Institutional Affiliation: University of Illinois at Chicago
|The Impact of Parental Involvement Laws on Minor Abortion|
with , : w25758
In this article, we conduct a comprehensive analysis of the effect of parental involvement (PI) laws on the incidence of abortions to minors across a span of nearly three decades. We contribute to the extant literature on this topic in several ways. First, we explore differences in estimates of the effect of PI laws across time that may result from changes in contraception, the composition of pregnant minors, access to confidential abortions in nearby states, or through judicial bypass, and the degree to which these laws are enforced. We find that, on average, PI laws enacted before the mid-1990s are associated with a 15% to 20% reduction in minor abortions. PI laws enacted after this time are not, on average, associated with declines in abortions to minors. Second, we assess the role of o...
Published: Theodore J. Joyce & Robert Kaestner & Jason Ward, 2020. "The Impact of Parental Involvement Laws on the Abortion Rate of Minors," Demography, vol 57(1), pages 323-346.
|A Test of Supply-side Explanations of Geographic Variation in Health Care Use|
with , : w25037
Evidence of regional variation in health care utilization has been well-documented over the past 40 years. Yet uncertainty persists about whether this variation is primarily the result of supply-side or demand-side forces, and the difference matters for both theory and policy. In this article, we provide new evidence as to the cause of geographic variation in health care utilization. We do so by examining changes in health care use by the near-elderly as they transition from being uninsured into Medicare. Results provide support for a causal supply-side explanation of regional variation. Estimates indicate that gaining Medicare coverage in above-median spending regions increases the probability of at least one hospital visit by 36% and the probability of having more than five doctor visits...
|Decentralized Governance and the Quality of School Leadership|
with , , : w22061
In response to widespread dissatisfaction with the schools, the 1988 Chicago School Reform Act decentralized school governance by forming elected local school councils (LSCs) responsible for principal hiring, evaluation, and contract renewal as well as other management functions. Subsequent legislation outlined circumstances in which the district could reclaim authority from the LSC, thereby limiting local control. This paper investigates the distribution of principal effectiveness under a system in which there is uncertainty over the locus of decision-making authority.

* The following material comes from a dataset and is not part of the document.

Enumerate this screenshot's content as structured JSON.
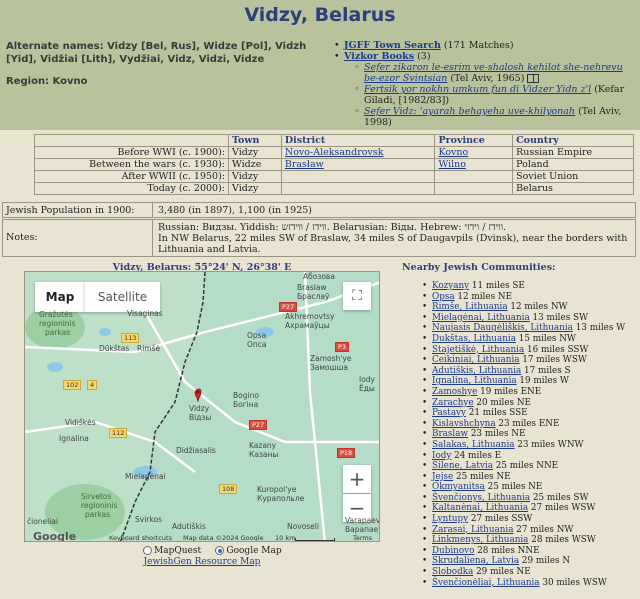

We first establish the presence of significant variation in principal effectiveness based on both an analysis of variance approach and the estimation of principal fixed effects. Teacher survey responses support the findings...